What is The Age Limit For NSFAS

What is The Age Limit For NSFAS

What is The Age Limit For NSFAS | What is The Age Limit For NSFAS? Maybe you’re in your late twenties or early thirties when you decide to pursue your first degree. However, there is a problem. You simply cannot afford it. You can acquire funding from them provided you meet the NSFAS conditions.

You might be in your twenties or thirties when you decide to seek your first degree. You do have one problem, though: you can’t afford it on your own.

NSFAS Has No Age Limit For Applicants

There’s good news! If you match the conditions, you can be supported by NSFAS regardless of your age.  According to Nsfas they ” don’t discriminate against any color or age,” all applicant has to do is meet the qualifications listed below;

Who qualifies for NSFAS funding?

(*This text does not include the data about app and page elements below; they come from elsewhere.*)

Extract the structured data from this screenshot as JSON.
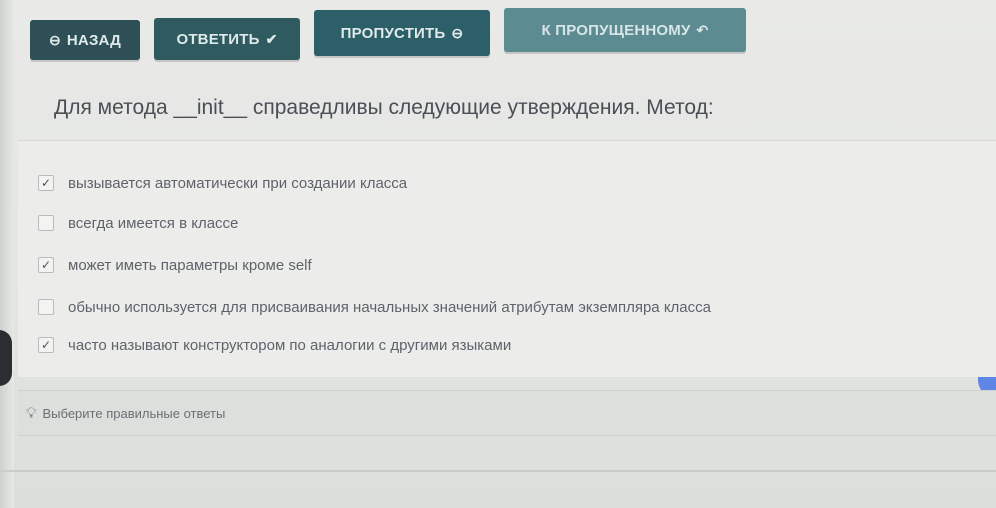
{
  "toolbar": {
    "back_label": "НАЗАД",
    "answer_label": "ОТВЕТИТЬ",
    "skip_label": "ПРОПУСТИТЬ",
    "to_skipped_label": "К ПРОПУЩЕННОМУ"
  },
  "question": {
    "text": "Для метода __init__ справедливы следующие утверждения. Метод:"
  },
  "options": [
    {
      "label": "вызывается автоматически при создании класса",
      "checked": true
    },
    {
      "label": "всегда имеется в классе",
      "checked": false
    },
    {
      "label": "может иметь параметры кроме self",
      "checked": true
    },
    {
      "label": "обычно используется для присваивания начальных значений атрибутам экземпляра класса",
      "checked": false
    },
    {
      "label": "часто называют конструктором по аналогии с другими языками",
      "checked": true
    }
  ],
  "hint": {
    "text": "Выберите правильные ответы"
  },
  "colors": {
    "button_dark": "#2f4f57",
    "button_light": "#5d8b92",
    "background": "#e4e6e4"
  }
}
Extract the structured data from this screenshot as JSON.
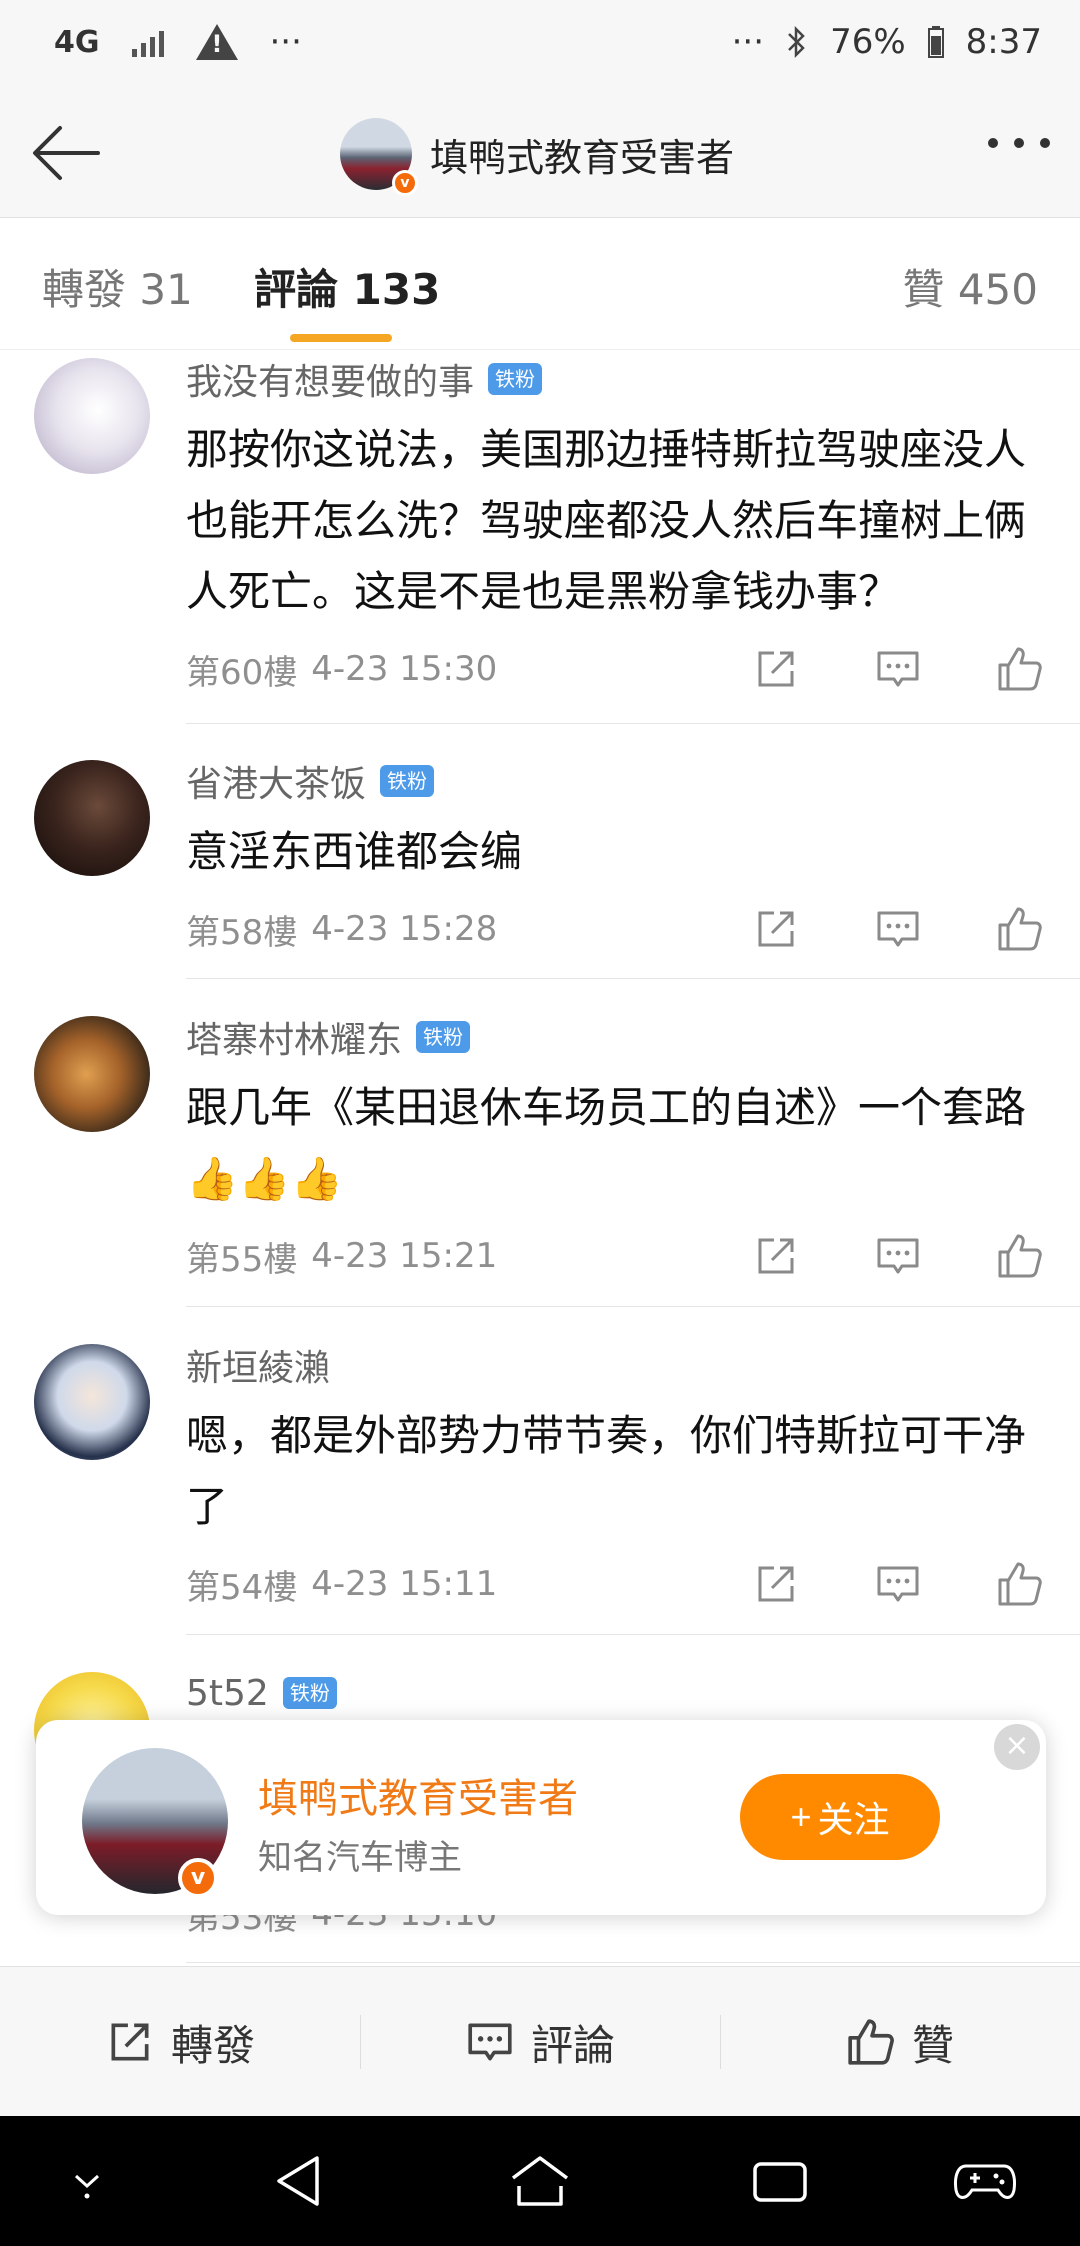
{
  "status_bar": {
    "network": "4G",
    "battery": "76%",
    "time": "8:37",
    "dots_left": "···",
    "dots_right": "···"
  },
  "header": {
    "author_name": "填鸭式教育受害者"
  },
  "tabs": {
    "repost": "轉發 31",
    "comments": "評論 133",
    "likes": "贊 450"
  },
  "comments": [
    {
      "user": "我没有想要做的事",
      "badge": "铁粉",
      "text": "那按你这说法，美国那边捶特斯拉驾驶座没人也能开怎么洗？驾驶座都没人然后车撞树上俩人死亡。这是不是也是黑粉拿钱办事？",
      "floor": "第60樓",
      "time": "4-23 15:30"
    },
    {
      "user": "省港大茶饭",
      "badge": "铁粉",
      "text": "意淫东西谁都会编",
      "floor": "第58樓",
      "time": "4-23 15:28"
    },
    {
      "user": "塔寨村林耀东",
      "badge": "铁粉",
      "text": "跟几年《某田退休车场员工的自述》一个套路👍👍👍",
      "floor": "第55樓",
      "time": "4-23 15:21"
    },
    {
      "user": "新垣綾瀨",
      "badge": "",
      "text": "嗯，都是外部势力带节奏，你们特斯拉可干净了",
      "floor": "第54樓",
      "time": "4-23 15:11"
    },
    {
      "user": "5t52",
      "badge": "铁粉",
      "text": "",
      "floor": "第53樓",
      "time": "4-23 15:10"
    }
  ],
  "popup": {
    "name": "填鸭式教育受害者",
    "desc": "知名汽车博主",
    "follow_label": "关注",
    "follow_prefix": "+"
  },
  "action_bar": {
    "repost": "轉發",
    "comment": "評論",
    "like": "贊"
  },
  "colors": {
    "accent": "#ff8a00",
    "tab_underline": "#f5a623",
    "fan_badge": "#4d9ae8"
  }
}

  • All South African citizens
  • All SASSA grant recipients qualify for funding
  • Applicants whose combined household income is not more than R350 000 per annum
  • A person with a disability: Combined household income must not be more than R600 000 per annum
  • Students who started studying before 2018 whose household income is not more than R122 000 per annum.
See also  Nsfas Bursary Requirements
It is crucial to note, however, that the NSFAS does not fund any postgraduate degrees and advises anyone seeking funding to apply to the National Research Fund (NRF).  Advanced National Diplomas are also not funded.  NSFAS provides financial aid to low-income and working-class future students in universities and vocational schools. NSFAS has financed nearly million students since 1991, and you could be one of them.
NSFAS was previously a loan program, but following the Fees Must Fall movement, it was converted to a bursary program. This implies that anyone who applied in 2018 and subsequent years will not be required to repay the financial aid fund. The only criteria for students to be sponsored are that they pass their modules. NSFAS, on the other hand, allows for considerable leeway in the event of unforeseen circumstances, allowing students to fail one year and still get funding.